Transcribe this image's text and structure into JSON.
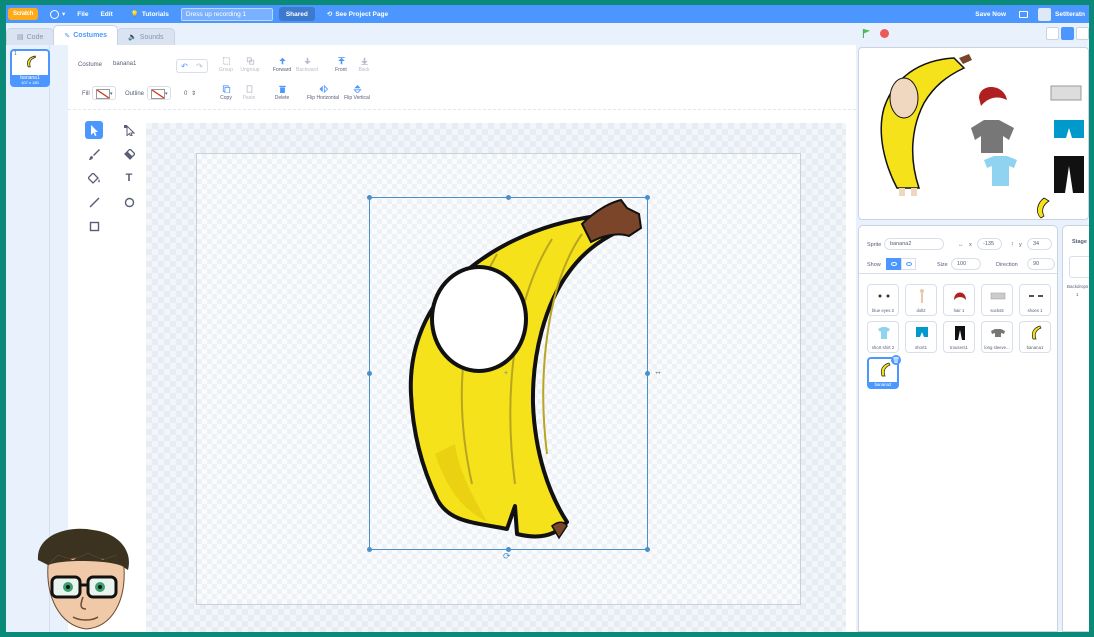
{
  "menubar": {
    "logo": "Scratch",
    "file": "File",
    "edit": "Edit",
    "tutorials": "Tutorials",
    "project_title": "Dress up recording 1",
    "shared": "Shared",
    "see_project_page": "See Project Page",
    "save_now": "Save Now",
    "username": "SetIteratn"
  },
  "tabs": {
    "code": "Code",
    "costumes": "Costumes",
    "sounds": "Sounds"
  },
  "costume_list": {
    "number": "1",
    "name": "banana1",
    "size": "107 x 180"
  },
  "toolbar": {
    "costume_label": "Costume",
    "costume_name": "banana1",
    "group": "Group",
    "ungroup": "Ungroup",
    "forward": "Forward",
    "backward": "Backward",
    "front": "Front",
    "back": "Back",
    "fill_label": "Fill",
    "outline_label": "Outline",
    "outline_width": "0",
    "copy": "Copy",
    "paste": "Paste",
    "delete": "Delete",
    "flip_horizontal": "Flip Horizontal",
    "flip_vertical": "Flip Vertical"
  },
  "sprite_info": {
    "sprite_label": "Sprite",
    "sprite_name": "banana2",
    "x_label": "x",
    "x_value": "-135",
    "y_label": "y",
    "y_value": "34",
    "show_label": "Show",
    "size_label": "Size",
    "size_value": "100",
    "direction_label": "Direction",
    "direction_value": "90"
  },
  "sprites": [
    {
      "name": "blue eyes 2"
    },
    {
      "name": "doll2"
    },
    {
      "name": "hair 1"
    },
    {
      "name": "socks5"
    },
    {
      "name": "shoes 1"
    },
    {
      "name": "short shirt 2"
    },
    {
      "name": "short1"
    },
    {
      "name": "trousers1"
    },
    {
      "name": "long sleeve..."
    },
    {
      "name": "banana1"
    },
    {
      "name": "banana2"
    }
  ],
  "stage_pane": {
    "title": "Stage",
    "backdrops_label": "Backdrops",
    "backdrops_count": "1"
  },
  "colors": {
    "accent": "#4c97ff",
    "banana": "#f5e21a",
    "stem": "#7a4528",
    "selection": "#4a90c8"
  },
  "icons": [
    "globe-icon",
    "tutorials-icon",
    "see-project-icon",
    "folder-icon",
    "green-flag-icon",
    "stop-icon",
    "select-tool-icon",
    "reshape-tool-icon",
    "brush-tool-icon",
    "eraser-tool-icon",
    "fill-tool-icon",
    "text-tool-icon",
    "line-tool-icon",
    "circle-tool-icon",
    "rectangle-tool-icon"
  ]
}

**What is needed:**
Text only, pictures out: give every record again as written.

**Output:**
Transcribe this image's text and structure into JSON.
{
  "menubar": {
    "logo": "Scratch",
    "file": "File",
    "edit": "Edit",
    "tutorials": "Tutorials",
    "project_title": "Dress up recording 1",
    "shared": "Shared",
    "see_project_page": "See Project Page",
    "save_now": "Save Now",
    "username": "SetIteratn"
  },
  "tabs": {
    "code": "Code",
    "costumes": "Costumes",
    "sounds": "Sounds"
  },
  "costume_list": {
    "number": "1",
    "name": "banana1",
    "size": "107 x 180"
  },
  "toolbar": {
    "costume_label": "Costume",
    "costume_name": "banana1",
    "group": "Group",
    "ungroup": "Ungroup",
    "forward": "Forward",
    "backward": "Backward",
    "front": "Front",
    "back": "Back",
    "fill_label": "Fill",
    "outline_label": "Outline",
    "outline_width": "0",
    "copy": "Copy",
    "paste": "Paste",
    "delete": "Delete",
    "flip_horizontal": "Flip Horizontal",
    "flip_vertical": "Flip Vertical"
  },
  "sprite_info": {
    "sprite_label": "Sprite",
    "sprite_name": "banana2",
    "x_label": "x",
    "x_value": "-135",
    "y_label": "y",
    "y_value": "34",
    "show_label": "Show",
    "size_label": "Size",
    "size_value": "100",
    "direction_label": "Direction",
    "direction_value": "90"
  },
  "sprites": [
    {
      "name": "blue eyes 2"
    },
    {
      "name": "doll2"
    },
    {
      "name": "hair 1"
    },
    {
      "name": "socks5"
    },
    {
      "name": "shoes 1"
    },
    {
      "name": "short shirt 2"
    },
    {
      "name": "short1"
    },
    {
      "name": "trousers1"
    },
    {
      "name": "long sleeve..."
    },
    {
      "name": "banana1"
    },
    {
      "name": "banana2"
    }
  ],
  "stage_pane": {
    "title": "Stage",
    "backdrops_label": "Backdrops",
    "backdrops_count": "1"
  },
  "colors": {
    "accent": "#4c97ff",
    "banana": "#f5e21a",
    "stem": "#7a4528",
    "selection": "#4a90c8"
  },
  "icons": [
    "globe-icon",
    "tutorials-icon",
    "see-project-icon",
    "folder-icon",
    "green-flag-icon",
    "stop-icon",
    "select-tool-icon",
    "reshape-tool-icon",
    "brush-tool-icon",
    "eraser-tool-icon",
    "fill-tool-icon",
    "text-tool-icon",
    "line-tool-icon",
    "circle-tool-icon",
    "rectangle-tool-icon"
  ]
}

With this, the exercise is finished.